→ Work to be completed: Whenever a line in the data holds the string "Server", copy that line.

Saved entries
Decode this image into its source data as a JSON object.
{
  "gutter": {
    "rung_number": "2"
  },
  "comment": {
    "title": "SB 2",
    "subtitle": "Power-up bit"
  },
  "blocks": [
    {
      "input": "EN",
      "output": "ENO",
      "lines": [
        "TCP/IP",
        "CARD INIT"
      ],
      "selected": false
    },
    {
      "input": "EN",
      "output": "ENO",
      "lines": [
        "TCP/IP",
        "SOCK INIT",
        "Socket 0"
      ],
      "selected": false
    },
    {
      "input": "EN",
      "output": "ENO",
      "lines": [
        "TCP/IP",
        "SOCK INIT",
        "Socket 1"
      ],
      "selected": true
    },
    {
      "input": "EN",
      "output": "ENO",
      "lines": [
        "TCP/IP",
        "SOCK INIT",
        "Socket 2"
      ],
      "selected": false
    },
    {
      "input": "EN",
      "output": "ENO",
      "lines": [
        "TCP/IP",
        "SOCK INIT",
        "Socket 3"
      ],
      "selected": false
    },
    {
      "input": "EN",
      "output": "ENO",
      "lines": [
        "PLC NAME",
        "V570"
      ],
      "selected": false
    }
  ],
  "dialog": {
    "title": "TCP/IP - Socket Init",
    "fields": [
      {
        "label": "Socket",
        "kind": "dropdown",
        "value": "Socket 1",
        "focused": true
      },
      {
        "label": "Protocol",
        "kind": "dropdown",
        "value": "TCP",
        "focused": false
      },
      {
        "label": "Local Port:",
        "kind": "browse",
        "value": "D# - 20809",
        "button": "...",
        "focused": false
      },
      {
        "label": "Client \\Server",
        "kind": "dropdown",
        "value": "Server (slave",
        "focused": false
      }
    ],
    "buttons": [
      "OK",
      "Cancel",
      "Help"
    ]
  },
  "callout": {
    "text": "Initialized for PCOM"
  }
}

→ Task response:
        "label": "Client \\Server",
        "value": "Server (slave",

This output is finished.